While the hood scoop indicates this is something other than an ordinary Z06, the real prize is under the hood where our spies previously heard the whine of what is most likely a supercharged 6.2-liter V8 pushing as much as 650 hp. The engine, which will be hand-built at a rate of 1500-2000 per year at the General Motors Performance Center outside Detroit, features an integrated intake manifold intercooler similar to the one GM developed for the Cadillac STS V-Series.

So far, names for the production supercharged Corvette include everything from Z07 to Blue Devil to Corvette SS to Sting Ray. No matter what they call it, look for production of the 2009 model to start in early 2008. And set aside at least $100,000 if you want to one in your driveway.

The Red Camaro shows up at SEMA

GM sent the red 5th Generation Camaro concept car to Las Vegas, Nevada for the 2006 SEMA show. Why they chose the mock-up model instead of the functional Silver car is beyond me, there is no powertrain, interior or anything functional about the red car. SEMA is one of the premier shows in the world, I would think GM would have rather had the Silver car represent the new model on the floor, maybe it was a scheduling issue that casused the red car to be on display instead, who knows.

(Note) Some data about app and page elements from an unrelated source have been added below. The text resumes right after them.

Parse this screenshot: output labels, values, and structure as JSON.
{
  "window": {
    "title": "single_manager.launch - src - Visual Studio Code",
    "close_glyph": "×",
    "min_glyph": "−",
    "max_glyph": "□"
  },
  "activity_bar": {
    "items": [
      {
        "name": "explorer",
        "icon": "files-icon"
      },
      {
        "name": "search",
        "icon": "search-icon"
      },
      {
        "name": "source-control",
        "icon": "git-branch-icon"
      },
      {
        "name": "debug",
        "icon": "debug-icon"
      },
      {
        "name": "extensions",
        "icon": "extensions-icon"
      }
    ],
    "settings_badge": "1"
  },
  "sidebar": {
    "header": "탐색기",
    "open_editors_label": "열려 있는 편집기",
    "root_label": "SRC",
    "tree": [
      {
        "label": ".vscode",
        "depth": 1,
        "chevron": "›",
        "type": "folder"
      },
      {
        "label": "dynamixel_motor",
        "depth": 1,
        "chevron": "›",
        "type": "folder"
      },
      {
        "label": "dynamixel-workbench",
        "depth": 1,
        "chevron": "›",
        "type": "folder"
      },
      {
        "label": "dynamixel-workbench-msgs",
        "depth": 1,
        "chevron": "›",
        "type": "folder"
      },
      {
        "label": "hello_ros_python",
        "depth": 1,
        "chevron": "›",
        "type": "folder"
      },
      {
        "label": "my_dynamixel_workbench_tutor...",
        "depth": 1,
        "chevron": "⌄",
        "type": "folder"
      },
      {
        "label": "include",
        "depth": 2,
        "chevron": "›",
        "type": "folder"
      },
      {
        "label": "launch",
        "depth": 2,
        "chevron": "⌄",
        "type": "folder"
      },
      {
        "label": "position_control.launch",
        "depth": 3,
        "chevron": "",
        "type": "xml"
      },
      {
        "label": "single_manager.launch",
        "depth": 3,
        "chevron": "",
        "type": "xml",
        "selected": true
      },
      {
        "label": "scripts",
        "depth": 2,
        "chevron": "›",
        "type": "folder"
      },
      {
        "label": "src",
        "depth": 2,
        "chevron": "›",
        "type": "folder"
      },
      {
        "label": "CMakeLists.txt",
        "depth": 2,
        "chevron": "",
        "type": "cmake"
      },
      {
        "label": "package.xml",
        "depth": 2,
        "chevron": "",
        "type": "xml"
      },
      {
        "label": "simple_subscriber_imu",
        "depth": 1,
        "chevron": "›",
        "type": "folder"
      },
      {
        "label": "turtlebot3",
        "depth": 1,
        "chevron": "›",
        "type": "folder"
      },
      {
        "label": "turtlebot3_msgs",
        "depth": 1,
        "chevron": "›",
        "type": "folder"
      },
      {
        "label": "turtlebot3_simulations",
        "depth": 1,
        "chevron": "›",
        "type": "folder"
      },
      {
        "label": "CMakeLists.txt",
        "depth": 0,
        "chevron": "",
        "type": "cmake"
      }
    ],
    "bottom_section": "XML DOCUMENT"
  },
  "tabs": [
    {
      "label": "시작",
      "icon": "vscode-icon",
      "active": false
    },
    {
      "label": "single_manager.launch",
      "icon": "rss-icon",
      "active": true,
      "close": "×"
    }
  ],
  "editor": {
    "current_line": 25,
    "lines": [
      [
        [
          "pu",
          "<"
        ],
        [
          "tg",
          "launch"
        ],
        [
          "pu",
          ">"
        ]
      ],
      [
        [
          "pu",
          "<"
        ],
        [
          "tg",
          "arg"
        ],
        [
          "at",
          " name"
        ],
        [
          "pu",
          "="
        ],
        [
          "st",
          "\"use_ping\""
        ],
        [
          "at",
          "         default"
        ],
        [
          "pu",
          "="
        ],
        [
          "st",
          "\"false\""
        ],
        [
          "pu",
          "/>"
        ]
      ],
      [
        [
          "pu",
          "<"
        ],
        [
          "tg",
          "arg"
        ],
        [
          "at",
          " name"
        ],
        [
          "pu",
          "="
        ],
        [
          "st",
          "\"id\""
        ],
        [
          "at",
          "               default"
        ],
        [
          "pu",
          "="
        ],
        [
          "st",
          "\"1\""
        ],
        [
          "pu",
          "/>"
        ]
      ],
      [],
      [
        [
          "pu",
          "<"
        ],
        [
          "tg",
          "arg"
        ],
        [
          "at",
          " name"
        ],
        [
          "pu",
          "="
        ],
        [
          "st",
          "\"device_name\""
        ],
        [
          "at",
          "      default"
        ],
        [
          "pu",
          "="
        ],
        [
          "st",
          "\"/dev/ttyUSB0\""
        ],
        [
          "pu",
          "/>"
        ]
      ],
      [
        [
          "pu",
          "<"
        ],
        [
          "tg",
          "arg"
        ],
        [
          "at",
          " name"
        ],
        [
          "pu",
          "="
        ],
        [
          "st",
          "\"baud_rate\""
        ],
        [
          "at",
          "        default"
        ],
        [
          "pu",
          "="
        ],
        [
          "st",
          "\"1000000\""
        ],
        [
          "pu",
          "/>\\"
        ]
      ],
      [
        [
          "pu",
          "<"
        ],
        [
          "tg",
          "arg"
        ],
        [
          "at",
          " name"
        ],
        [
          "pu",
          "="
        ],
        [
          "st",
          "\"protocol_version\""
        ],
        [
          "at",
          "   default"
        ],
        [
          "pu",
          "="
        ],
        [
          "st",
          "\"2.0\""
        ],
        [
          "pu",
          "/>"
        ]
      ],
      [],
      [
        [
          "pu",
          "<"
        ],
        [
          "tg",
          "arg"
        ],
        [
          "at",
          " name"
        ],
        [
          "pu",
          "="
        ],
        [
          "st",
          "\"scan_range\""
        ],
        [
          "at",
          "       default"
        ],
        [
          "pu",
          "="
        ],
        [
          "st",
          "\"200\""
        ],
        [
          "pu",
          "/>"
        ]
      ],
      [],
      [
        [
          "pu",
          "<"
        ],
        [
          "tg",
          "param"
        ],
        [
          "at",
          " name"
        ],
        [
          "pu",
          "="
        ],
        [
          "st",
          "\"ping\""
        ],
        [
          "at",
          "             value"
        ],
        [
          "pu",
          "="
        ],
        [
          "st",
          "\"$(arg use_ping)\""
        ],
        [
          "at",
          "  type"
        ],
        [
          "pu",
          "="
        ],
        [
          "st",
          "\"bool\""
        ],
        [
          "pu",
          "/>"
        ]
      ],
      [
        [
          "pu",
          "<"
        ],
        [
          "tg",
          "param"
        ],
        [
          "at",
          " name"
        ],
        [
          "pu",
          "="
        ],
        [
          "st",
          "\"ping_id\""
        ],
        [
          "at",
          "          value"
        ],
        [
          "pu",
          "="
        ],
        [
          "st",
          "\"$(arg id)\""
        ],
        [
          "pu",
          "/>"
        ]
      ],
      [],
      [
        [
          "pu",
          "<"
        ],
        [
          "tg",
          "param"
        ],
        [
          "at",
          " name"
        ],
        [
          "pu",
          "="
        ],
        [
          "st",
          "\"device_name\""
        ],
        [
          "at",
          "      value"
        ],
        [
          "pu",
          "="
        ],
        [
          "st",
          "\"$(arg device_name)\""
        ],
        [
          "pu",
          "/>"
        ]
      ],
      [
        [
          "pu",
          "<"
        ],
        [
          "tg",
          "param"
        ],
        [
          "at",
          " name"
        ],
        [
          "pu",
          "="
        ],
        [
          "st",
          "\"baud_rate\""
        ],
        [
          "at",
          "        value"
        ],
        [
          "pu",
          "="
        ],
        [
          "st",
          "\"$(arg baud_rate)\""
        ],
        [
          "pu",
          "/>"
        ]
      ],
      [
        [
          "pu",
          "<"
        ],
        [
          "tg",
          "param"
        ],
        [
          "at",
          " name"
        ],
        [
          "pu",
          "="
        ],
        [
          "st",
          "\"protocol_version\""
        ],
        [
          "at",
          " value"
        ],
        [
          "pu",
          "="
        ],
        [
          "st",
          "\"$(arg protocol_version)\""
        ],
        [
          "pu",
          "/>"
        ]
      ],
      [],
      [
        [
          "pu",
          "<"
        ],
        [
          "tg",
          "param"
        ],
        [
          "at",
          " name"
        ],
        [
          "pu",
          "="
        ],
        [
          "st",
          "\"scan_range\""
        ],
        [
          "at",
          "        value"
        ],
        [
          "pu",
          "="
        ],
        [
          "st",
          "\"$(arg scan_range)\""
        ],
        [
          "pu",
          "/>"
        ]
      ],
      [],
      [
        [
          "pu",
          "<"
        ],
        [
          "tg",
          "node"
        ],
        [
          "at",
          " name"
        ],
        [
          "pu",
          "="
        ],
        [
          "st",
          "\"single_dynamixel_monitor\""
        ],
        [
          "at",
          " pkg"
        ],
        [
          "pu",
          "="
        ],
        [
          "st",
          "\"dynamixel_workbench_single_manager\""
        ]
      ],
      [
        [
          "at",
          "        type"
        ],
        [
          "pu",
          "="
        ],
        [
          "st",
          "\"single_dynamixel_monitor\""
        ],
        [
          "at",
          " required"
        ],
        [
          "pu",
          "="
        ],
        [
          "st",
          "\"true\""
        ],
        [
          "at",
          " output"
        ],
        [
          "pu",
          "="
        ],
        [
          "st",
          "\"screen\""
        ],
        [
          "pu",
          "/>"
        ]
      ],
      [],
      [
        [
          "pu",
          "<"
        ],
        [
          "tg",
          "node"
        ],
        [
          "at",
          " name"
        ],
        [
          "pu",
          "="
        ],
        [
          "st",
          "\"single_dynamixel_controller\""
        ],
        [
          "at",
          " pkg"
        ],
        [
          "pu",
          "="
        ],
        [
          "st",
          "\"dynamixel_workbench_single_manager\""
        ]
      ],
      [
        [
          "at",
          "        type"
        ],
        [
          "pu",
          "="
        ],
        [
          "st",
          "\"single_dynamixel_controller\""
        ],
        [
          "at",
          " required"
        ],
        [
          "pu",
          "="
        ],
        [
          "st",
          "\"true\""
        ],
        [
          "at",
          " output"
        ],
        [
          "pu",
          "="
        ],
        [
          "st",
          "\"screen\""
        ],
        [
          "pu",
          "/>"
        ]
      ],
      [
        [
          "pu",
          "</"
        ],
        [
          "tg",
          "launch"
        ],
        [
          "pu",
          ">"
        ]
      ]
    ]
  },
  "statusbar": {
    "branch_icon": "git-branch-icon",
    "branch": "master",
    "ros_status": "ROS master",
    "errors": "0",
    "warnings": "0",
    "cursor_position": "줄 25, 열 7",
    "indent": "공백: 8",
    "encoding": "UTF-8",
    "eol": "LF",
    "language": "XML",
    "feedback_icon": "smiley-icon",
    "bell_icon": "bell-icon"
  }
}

Makes us wonder what we will see on the floor of Cobo Hall in Detroit during the 2007 NAIAS, a convertible version or the same old thing we have seen all year...

Reggie Jackson Camaro

Source - edmunds.com — Ed Hellwig

What is it?
Reggie Jackson Camaro

What's special about it?

When GM Performance Parts wanted to find a '69 Camaro to show off its very first LSX crate motor, it wasn't much of a surprise when baseball hall-of-famer Reggie Jackson, an avid muscle car collector, came calling. "He said he was looking for a new project and we just happened to be looking for a car to show off our new motor at SEMA. It was pretty much full steam ahead from there," said Jamie Meyer, product integration manager for GM Performance Parts.

The LSX is an all-new cast-iron racing block based on the LS7 engine used in the current Corvette Z06. It's designed with help from drag racing legend Warren Johnson and its goal was to offer weekend racers extreme capabilities at a price around $2,500. "We've tested this block in applications up to 2,500 horsepower so we know it's plenty strong," noted Meyer. Although it's based on GM's small-block design, the LSX offers a displacement range from 364 cubic inches to over 500 cubic inches.

In the case of Reggie's Camaro, the LSX displaces 454 cubes, and according to Meyer it develops 640 hp and 611 pound-feet of torque using pump gas and a Holley 850 cfm carburetor. All that power is sent through a heavy-duty T-56 six-speed and 3.91 gears. The original Camaro suspension wasn't going to keep up, so Jackson specified a Detroit Speed and Engineering setup that swaps in coil-overs and tubular A-arms up front and a four-link setup for the narrowed 12-bolt axle in back.

Why a narrowed rear axle? It was needed to fit the 12.5-inch-wide rear wheels and the 295/35 Goodyear Eagle F1 tires. Measuring 18 inches in diameter, the Budnik wheels are one-offs designed to mimic those used on the Camaro concept introduced earlier this year. In fact, the car's red paint is the same color used on the concept.

As good as it all looks, Reggie likes to own drivers, and this Camaro doesn't disappoint. According to Meyer it will run 10.80s in the quarter-mile, not to mention maintaining high speeds without flinching. "We've had it up to 140 mph at the proving grounds and it was just fine." Try to do that in the concept.

More Pontiac Firebird Renderings

Cliffhanger from the forums at GMInsidenews.com is the creator of these very nice renderings of what he would like to see in a 5th generation Pontiac Firebird. Although GM says they will not bring back the Firebird when the Camaro returns to showroom floors as a 2009 model, may Pontiac loyalists on the internet have created some nice versions of what they would like the car to look like.

Click here to see more and participate in the discussions on GMInsidenews.com